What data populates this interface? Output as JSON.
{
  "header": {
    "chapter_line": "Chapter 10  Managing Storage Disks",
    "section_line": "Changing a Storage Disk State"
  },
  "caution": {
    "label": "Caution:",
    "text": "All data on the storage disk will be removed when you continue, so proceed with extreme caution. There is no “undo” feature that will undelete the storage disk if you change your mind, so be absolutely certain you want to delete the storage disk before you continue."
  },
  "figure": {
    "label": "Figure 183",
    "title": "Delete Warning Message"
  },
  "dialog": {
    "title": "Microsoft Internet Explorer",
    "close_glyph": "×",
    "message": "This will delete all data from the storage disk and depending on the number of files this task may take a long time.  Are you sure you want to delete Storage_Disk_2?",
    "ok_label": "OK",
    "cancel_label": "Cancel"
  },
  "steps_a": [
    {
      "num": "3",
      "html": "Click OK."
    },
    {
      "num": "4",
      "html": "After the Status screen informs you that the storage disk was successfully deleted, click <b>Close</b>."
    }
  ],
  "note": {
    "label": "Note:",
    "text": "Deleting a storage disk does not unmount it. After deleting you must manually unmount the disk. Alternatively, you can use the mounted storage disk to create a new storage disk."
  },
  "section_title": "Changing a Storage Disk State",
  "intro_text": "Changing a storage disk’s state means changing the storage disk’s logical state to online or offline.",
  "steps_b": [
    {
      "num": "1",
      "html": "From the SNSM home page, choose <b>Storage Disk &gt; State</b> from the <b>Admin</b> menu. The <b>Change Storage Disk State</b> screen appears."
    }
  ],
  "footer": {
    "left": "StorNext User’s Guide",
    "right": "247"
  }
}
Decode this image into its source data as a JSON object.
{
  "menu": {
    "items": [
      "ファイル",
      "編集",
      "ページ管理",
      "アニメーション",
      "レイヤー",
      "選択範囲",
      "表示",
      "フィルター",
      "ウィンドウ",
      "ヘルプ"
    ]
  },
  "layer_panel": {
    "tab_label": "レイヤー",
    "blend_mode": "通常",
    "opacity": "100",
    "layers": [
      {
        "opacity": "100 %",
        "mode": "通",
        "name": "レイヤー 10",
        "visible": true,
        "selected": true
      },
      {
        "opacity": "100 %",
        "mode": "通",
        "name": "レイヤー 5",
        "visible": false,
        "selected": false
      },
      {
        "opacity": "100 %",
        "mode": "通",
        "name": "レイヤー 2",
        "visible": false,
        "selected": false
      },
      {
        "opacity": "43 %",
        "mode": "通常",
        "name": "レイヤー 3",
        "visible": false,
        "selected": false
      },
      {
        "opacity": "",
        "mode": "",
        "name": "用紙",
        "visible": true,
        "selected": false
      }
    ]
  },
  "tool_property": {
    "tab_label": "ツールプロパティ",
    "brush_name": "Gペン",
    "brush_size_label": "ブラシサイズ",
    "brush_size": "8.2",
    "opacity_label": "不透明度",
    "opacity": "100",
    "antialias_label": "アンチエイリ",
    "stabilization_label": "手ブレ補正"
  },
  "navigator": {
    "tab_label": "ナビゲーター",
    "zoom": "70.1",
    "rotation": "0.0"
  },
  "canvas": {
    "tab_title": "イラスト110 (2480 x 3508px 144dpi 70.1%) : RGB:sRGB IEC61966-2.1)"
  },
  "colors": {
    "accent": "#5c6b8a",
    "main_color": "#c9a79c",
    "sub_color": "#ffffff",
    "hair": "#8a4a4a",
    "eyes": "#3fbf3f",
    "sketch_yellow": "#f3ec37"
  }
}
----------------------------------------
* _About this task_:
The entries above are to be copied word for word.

* _Answer space_:
What data populates this interface? Output as JSON.
{
  "header": {
    "chapter_line": "Chapter 10  Managing Storage Disks",
    "section_line": "Changing a Storage Disk State"
  },
  "caution": {
    "label": "Caution:",
    "text": "All data on the storage disk will be removed when you continue, so proceed with extreme caution. There is no “undo” feature that will undelete the storage disk if you change your mind, so be absolutely certain you want to delete the storage disk before you continue."
  },
  "figure": {
    "label": "Figure 183",
    "title": "Delete Warning Message"
  },
  "dialog": {
    "title": "Microsoft Internet Explorer",
    "close_glyph": "×",
    "message": "This will delete all data from the storage disk and depending on the number of files this task may take a long time.  Are you sure you want to delete Storage_Disk_2?",
    "ok_label": "OK",
    "cancel_label": "Cancel"
  },
  "steps_a": [
    {
      "num": "3",
      "html": "Click OK."
    },
    {
      "num": "4",
      "html": "After the Status screen informs you that the storage disk was successfully deleted, click <b>Close</b>."
    }
  ],
  "note": {
    "label": "Note:",
    "text": "Deleting a storage disk does not unmount it. After deleting you must manually unmount the disk. Alternatively, you can use the mounted storage disk to create a new storage disk."
  },
  "section_title": "Changing a Storage Disk State",
  "intro_text": "Changing a storage disk’s state means changing the storage disk’s logical state to online or offline.",
  "steps_b": [
    {
      "num": "1",
      "html": "From the SNSM home page, choose <b>Storage Disk &gt; State</b> from the <b>Admin</b> menu. The <b>Change Storage Disk State</b> screen appears."
    }
  ],
  "footer": {
    "left": "StorNext User’s Guide",
    "right": "247"
  }
}
Decode this image into its source data as a JSON object.
{
  "menu": {
    "items": [
      "ファイル",
      "編集",
      "ページ管理",
      "アニメーション",
      "レイヤー",
      "選択範囲",
      "表示",
      "フィルター",
      "ウィンドウ",
      "ヘルプ"
    ]
  },
  "layer_panel": {
    "tab_label": "レイヤー",
    "blend_mode": "通常",
    "opacity": "100",
    "layers": [
      {
        "opacity": "100 %",
        "mode": "通",
        "name": "レイヤー 10",
        "visible": true,
        "selected": true
      },
      {
        "opacity": "100 %",
        "mode": "通",
        "name": "レイヤー 5",
        "visible": false,
        "selected": false
      },
      {
        "opacity": "100 %",
        "mode": "通",
        "name": "レイヤー 2",
        "visible": false,
        "selected": false
      },
      {
        "opacity": "43 %",
        "mode": "通常",
        "name": "レイヤー 3",
        "visible": false,
        "selected": false
      },
      {
        "opacity": "",
        "mode": "",
        "name": "用紙",
        "visible": true,
        "selected": false
      }
    ]
  },
  "tool_property": {
    "tab_label": "ツールプロパティ",
    "brush_name": "Gペン",
    "brush_size_label": "ブラシサイズ",
    "brush_size": "8.2",
    "opacity_label": "不透明度",
    "opacity": "100",
    "antialias_label": "アンチエイリ",
    "stabilization_label": "手ブレ補正"
  },
  "navigator": {
    "tab_label": "ナビゲーター",
    "zoom": "70.1",
    "rotation": "0.0"
  },
  "canvas": {
    "tab_title": "イラスト110 (2480 x 3508px 144dpi 70.1%) : RGB:sRGB IEC61966-2.1)"
  },
  "colors": {
    "accent": "#5c6b8a",
    "main_color": "#c9a79c",
    "sub_color": "#ffffff",
    "hair": "#8a4a4a",
    "eyes": "#3fbf3f",
    "sketch_yellow": "#f3ec37"
  }
}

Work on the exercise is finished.